Tldr; My first keynote was a massive technical disaster. Four laptops and 3 projector breakdowns later, it was complete. However, using principles I learned from “Resonate” by Nancy Duarte I made it through…and I think people even enjoyed it! Jump to the bottom for the five lessons learned.
Last summer I had the honor of being asked to present the keynote for the 2014 Codestock conference in Knoxville, Tennessee. I couldn’t have been more excited about the opportunity and the message I wanted to deliver: Becoming an Outlier. I walked into the auditorium a full hour before my talk so that I would have ample time to complete a tech check. It turned out, an hour wasn’t near enough time.
My laptop decided it wasn’t interested in syncing with the projector, instead producing a fuzzy postage stamp style display in the center of the screen. We toyed with settings for 30 minutes to no avail.

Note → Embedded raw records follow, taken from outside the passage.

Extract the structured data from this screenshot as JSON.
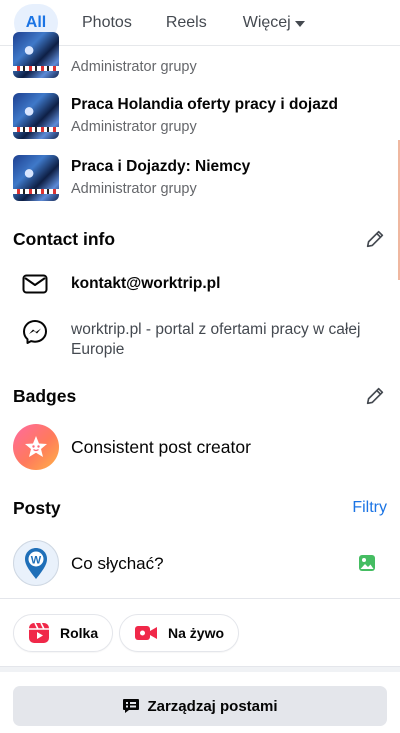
{
  "tabs": [
    {
      "label": "All",
      "active": true
    },
    {
      "label": "Photos",
      "active": false
    },
    {
      "label": "Reels",
      "active": false
    },
    {
      "label": "Więcej",
      "active": false
    }
  ],
  "groups": [
    {
      "title": "",
      "subtitle": "Administrator grupy"
    },
    {
      "title": "Praca Holandia oferty pracy i dojazd",
      "subtitle": "Administrator grupy"
    },
    {
      "title": "Praca i Dojazdy: Niemcy",
      "subtitle": "Administrator grupy"
    }
  ],
  "contact": {
    "title": "Contact info",
    "email": "kontakt@worktrip.pl",
    "messenger_line1": "worktrip.pl - portal z ofertami pracy w całej",
    "messenger_line2": "Europie"
  },
  "badges": {
    "title": "Badges",
    "item": "Consistent post creator"
  },
  "posts": {
    "title": "Posty",
    "filter_label": "Filtry",
    "composer_placeholder": "Co słychać?",
    "reel_label": "Rolka",
    "live_label": "Na żywo",
    "manage_label": "Zarządzaj postami"
  },
  "colors": {
    "accent": "#1b74e4",
    "reel_red": "#f02849",
    "photo_green": "#45bd62"
  },
  "icons": [
    "caret-down-icon",
    "pencil-icon",
    "mail-icon",
    "messenger-icon",
    "star-badge-icon",
    "photo-icon",
    "reel-icon",
    "live-video-icon",
    "manage-posts-icon"
  ]
}
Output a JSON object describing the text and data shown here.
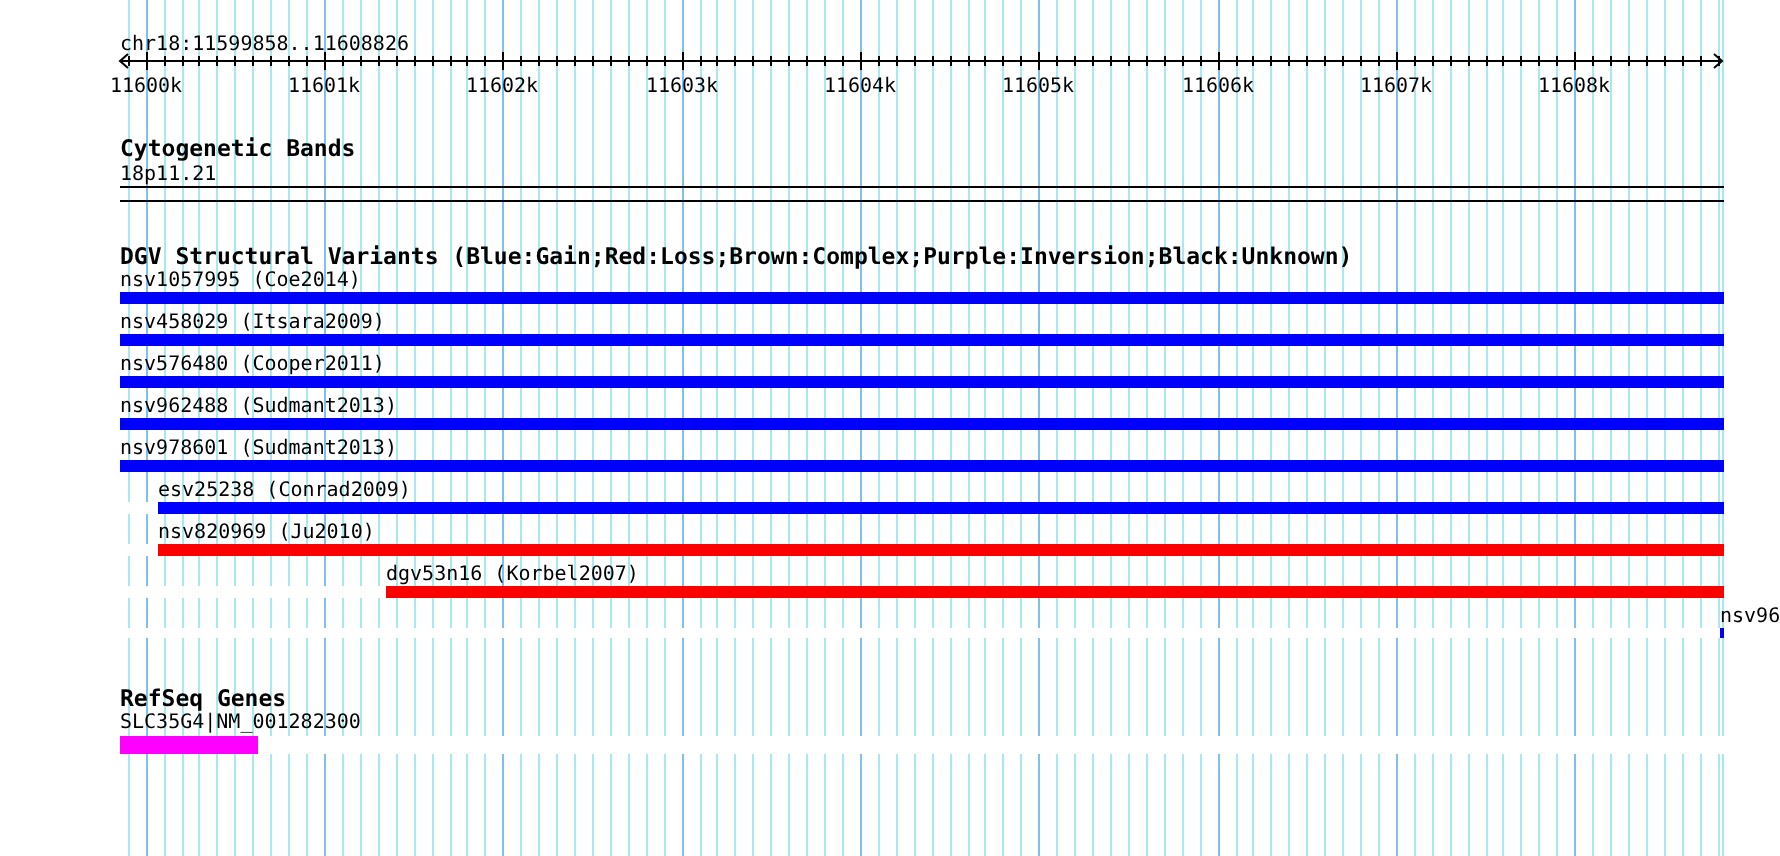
{
  "ruler": {
    "location": "chr18:11599858..11608826",
    "tick_labels": [
      "11600k",
      "11601k",
      "11602k",
      "11603k",
      "11604k",
      "11605k",
      "11606k",
      "11607k",
      "11608k"
    ]
  },
  "cytogenetic_bands": {
    "title": "Cytogenetic Bands",
    "bands": [
      {
        "label": "18p11.21"
      }
    ]
  },
  "dgv_variants": {
    "title": "DGV Structural Variants (Blue:Gain;Red:Loss;Brown:Complex;Purple:Inversion;Black:Unknown)",
    "features": [
      {
        "label": "nsv1057995 (Coe2014)",
        "color": "#0000ff"
      },
      {
        "label": "nsv458029 (Itsara2009)",
        "color": "#0000ff"
      },
      {
        "label": "nsv576480 (Cooper2011)",
        "color": "#0000ff"
      },
      {
        "label": "nsv962488 (Sudmant2013)",
        "color": "#0000ff"
      },
      {
        "label": "nsv978601 (Sudmant2013)",
        "color": "#0000ff"
      },
      {
        "label": "esv25238 (Conrad2009)",
        "color": "#0000ff",
        "level": 0.976
      },
      {
        "label": "nsv820969 (Ju2010)",
        "color": "#ff0000",
        "level": 0.976
      },
      {
        "label": "dgv53n16 (Korbel2007)",
        "color": "#ff0000",
        "level": 0.834
      },
      {
        "label": "nsv96",
        "color": "#0000ff",
        "level": 0.003
      }
    ]
  },
  "refseq_genes": {
    "title": "RefSeq Genes",
    "genes": [
      {
        "label": "SLC35G4|NM_001282300",
        "level": 0.086
      }
    ]
  }
}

Time was running out. It was time to start calling for backup machines. Thankfully multiple people came to my aid. The first machine was so old that it couldn’t play my full HD video without severe stuttering. The second lacked Powerpoint. And finally, the third machine we tried in a 15 minute fury looked promising by initially displaying the slides and playing the video. I sprinted to the back room to finish configuring the machine with the necessary fonts and source files.
I was nearly done with this configuration when the machine crashed with a blue screen of death. No one wants to see this 5 minutes before a presentation.
The owner assured me we could get it booted and finished installing the font in time – after all, it had an SSD. Sure enough, with about a minute to spare, and just as they began reading my bio, the machine was ready! Whew.
I stepped on stage and raised my hands in the air in excitement when the Mac projected successfully to the screen. “We’re going to do a keynote!” The crowd could certainly see the relief and excitement on my face. The presentation started great, but smooth sailing didn’t last long. I heard a gasp and some giggles from the crowd. I whirled around to see that the projector had gone black. Ouch. The machine was fine, it was the projector itself. But I was determined to stay upbeat and share the message so I forged ahead. The projector proceeded to come back on, then die out again a couple more times throughout the presentation. But I smiled, laughed it off, and continued speaking without it.
- Prepare a plan to handle broken tech. If a failure has happened once, it will likely happen again.
- Do your tech check as far in advance as possible. You need more time than you think. Trust me.
- When things go wrong, smile and laugh. It relieves tension and helps clear the head. It shows the crowd that you’re not rattled and thereby puts them at ease. This little trick should help keep you at ease as well.
- Remember that the crowd is rooting for you to succeed. They are sitting there and have no interest in wasting their time. Roll with the punches and forge ahead.
- Frame the unexpected as an interesting plot twist rather than a failure. You have a choice in how you respond when caught off-guard. This applies both on stage and throughout life. Remember, the crowd wants to see you succeed. No one wants to sit through an hour of embarrassing failure. The crowd will feed off your negativity or your positive vibes. No matter the circumstances, the crowd will look to you to help frame the experience. Present with enthusiasm, no matter the struggles along the way.
Finally, remember, you set the bar for any reactions. No one will be more excited about your topic than you.